» EXERCISE
Please copy each line of the records below that holds the word "time".
[[ TASK DATA, beginning ]]
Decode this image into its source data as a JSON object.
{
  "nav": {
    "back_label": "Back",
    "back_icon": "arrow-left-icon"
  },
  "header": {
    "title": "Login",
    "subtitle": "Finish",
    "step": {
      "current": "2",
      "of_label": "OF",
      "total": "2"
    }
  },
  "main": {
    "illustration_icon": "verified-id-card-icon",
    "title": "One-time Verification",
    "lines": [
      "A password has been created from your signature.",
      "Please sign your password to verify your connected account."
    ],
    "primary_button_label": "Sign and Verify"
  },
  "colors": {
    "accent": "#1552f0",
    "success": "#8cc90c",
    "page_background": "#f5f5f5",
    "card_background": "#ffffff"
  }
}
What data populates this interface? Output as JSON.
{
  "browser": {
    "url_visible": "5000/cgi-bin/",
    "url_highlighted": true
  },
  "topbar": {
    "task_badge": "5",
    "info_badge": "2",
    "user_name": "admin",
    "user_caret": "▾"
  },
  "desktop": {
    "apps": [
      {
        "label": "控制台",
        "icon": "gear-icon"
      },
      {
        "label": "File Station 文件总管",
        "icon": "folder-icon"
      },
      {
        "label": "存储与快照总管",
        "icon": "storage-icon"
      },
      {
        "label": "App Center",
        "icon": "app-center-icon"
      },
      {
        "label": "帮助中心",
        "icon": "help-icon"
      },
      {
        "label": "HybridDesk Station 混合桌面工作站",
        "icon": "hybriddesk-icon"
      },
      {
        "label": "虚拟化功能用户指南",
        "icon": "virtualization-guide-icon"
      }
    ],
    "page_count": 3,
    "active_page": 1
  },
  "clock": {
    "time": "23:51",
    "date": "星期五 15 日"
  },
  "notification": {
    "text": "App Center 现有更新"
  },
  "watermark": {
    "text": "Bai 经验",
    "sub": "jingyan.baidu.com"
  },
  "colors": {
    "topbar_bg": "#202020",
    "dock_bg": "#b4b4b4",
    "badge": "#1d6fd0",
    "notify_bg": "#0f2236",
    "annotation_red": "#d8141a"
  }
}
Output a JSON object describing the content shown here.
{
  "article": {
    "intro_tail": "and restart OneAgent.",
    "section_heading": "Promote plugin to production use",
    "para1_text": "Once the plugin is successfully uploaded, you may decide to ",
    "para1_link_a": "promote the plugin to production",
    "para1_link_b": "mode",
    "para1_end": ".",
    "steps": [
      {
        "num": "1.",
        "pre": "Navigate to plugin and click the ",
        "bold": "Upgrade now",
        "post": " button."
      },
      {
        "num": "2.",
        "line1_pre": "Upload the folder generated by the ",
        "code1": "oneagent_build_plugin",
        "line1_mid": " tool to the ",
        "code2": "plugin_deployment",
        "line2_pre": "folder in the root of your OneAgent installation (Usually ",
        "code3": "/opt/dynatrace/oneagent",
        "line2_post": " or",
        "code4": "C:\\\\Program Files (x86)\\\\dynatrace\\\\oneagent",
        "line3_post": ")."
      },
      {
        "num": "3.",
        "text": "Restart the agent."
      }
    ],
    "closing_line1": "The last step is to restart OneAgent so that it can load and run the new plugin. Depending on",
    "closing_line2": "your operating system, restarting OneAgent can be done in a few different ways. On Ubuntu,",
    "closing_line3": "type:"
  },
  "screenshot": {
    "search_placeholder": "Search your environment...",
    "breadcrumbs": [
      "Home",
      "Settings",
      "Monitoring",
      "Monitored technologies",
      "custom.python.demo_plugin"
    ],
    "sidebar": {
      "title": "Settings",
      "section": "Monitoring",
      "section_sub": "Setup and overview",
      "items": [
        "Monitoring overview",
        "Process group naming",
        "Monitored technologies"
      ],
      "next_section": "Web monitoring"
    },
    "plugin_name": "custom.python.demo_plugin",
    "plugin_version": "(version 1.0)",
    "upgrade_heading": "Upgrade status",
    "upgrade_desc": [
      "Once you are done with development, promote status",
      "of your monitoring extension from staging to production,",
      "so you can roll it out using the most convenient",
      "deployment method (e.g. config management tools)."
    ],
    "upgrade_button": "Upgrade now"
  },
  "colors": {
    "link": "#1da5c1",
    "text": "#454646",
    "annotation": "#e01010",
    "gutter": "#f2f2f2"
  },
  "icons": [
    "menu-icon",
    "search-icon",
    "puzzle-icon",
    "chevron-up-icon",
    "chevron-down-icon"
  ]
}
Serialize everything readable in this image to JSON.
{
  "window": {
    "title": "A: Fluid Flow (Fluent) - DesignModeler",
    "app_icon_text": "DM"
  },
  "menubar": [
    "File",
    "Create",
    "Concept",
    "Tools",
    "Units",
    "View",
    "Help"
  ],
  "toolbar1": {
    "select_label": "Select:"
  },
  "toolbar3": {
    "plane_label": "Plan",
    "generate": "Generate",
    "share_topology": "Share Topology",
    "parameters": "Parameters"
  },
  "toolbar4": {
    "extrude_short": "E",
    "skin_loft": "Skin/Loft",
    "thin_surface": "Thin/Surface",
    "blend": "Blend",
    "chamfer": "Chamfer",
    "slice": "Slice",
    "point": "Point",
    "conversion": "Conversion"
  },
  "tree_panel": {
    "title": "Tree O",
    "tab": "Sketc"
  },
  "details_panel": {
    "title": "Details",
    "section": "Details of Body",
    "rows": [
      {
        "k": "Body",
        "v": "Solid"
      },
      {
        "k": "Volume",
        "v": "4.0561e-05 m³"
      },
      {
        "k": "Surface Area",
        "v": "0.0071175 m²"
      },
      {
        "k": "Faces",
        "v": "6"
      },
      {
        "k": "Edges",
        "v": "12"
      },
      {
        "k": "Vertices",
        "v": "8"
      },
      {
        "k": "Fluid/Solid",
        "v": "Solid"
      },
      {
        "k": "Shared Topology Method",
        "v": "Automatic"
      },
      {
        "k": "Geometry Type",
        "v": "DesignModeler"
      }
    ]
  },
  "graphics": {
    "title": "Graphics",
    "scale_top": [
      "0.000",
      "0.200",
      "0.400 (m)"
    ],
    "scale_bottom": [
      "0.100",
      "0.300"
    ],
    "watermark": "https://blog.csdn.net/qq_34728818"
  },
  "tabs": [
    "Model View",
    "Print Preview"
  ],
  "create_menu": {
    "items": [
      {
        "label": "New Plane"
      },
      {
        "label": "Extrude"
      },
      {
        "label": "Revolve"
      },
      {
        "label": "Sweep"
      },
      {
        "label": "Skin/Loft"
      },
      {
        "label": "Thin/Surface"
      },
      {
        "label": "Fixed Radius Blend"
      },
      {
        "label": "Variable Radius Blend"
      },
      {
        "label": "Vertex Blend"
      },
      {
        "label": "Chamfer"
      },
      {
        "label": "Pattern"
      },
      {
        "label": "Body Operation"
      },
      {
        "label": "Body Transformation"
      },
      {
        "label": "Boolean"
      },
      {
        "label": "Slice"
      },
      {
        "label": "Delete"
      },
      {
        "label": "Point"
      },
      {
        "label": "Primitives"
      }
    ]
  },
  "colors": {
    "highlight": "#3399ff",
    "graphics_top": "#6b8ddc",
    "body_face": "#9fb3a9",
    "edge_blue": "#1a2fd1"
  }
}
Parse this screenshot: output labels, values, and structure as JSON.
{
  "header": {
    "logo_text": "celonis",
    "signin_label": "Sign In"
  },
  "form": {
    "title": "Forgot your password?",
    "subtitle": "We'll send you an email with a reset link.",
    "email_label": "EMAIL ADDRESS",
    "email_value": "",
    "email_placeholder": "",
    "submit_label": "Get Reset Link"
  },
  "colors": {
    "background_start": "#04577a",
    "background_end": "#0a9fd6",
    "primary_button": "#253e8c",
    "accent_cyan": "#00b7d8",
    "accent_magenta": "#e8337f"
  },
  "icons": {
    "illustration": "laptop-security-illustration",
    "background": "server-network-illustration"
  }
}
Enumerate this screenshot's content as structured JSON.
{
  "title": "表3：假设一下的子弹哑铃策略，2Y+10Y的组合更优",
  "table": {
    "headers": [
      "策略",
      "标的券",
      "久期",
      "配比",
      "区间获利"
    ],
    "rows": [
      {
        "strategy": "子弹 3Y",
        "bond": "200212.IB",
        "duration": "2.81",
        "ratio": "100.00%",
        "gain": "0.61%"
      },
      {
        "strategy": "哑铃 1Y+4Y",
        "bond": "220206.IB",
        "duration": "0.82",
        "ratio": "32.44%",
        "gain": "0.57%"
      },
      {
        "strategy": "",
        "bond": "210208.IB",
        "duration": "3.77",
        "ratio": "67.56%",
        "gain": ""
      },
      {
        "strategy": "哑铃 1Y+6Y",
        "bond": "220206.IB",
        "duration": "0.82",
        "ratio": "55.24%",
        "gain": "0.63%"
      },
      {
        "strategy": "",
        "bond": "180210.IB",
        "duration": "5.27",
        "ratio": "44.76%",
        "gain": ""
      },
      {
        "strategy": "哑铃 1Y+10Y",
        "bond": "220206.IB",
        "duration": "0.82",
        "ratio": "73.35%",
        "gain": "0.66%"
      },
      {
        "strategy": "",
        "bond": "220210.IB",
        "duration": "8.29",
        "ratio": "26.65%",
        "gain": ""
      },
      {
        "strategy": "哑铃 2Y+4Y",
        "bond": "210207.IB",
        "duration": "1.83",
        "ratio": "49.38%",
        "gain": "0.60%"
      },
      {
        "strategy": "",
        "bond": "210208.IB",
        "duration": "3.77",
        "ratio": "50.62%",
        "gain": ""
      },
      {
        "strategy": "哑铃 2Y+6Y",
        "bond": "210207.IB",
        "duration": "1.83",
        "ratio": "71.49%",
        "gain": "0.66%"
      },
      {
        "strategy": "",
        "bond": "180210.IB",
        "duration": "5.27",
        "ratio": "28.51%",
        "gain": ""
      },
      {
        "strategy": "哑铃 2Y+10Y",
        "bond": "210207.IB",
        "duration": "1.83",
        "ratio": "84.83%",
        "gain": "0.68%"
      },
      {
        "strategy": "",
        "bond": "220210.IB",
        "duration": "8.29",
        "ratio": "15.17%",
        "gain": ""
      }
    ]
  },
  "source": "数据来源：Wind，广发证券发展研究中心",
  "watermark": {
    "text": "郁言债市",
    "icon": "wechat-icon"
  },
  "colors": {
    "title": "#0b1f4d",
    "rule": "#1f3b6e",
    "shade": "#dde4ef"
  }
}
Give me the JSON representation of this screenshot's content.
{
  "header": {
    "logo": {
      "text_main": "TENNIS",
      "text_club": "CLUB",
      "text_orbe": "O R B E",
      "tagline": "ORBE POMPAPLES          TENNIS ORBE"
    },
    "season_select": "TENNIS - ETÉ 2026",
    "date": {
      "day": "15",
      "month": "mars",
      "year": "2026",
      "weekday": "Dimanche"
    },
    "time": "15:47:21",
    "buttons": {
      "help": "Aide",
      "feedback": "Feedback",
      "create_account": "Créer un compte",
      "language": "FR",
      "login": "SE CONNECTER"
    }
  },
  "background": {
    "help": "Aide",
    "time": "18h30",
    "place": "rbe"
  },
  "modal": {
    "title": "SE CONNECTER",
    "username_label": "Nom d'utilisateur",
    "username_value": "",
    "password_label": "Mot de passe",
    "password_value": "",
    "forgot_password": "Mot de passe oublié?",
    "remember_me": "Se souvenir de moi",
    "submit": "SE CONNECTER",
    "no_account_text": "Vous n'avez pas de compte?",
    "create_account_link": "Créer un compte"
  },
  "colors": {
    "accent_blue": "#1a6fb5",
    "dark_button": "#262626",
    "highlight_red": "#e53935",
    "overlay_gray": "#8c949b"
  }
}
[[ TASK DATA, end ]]
» ANSWER BELOW
    "title": "One-time Verification",
    "time": "23:51",
    "time": "15:47:21",
    "time": "18h30",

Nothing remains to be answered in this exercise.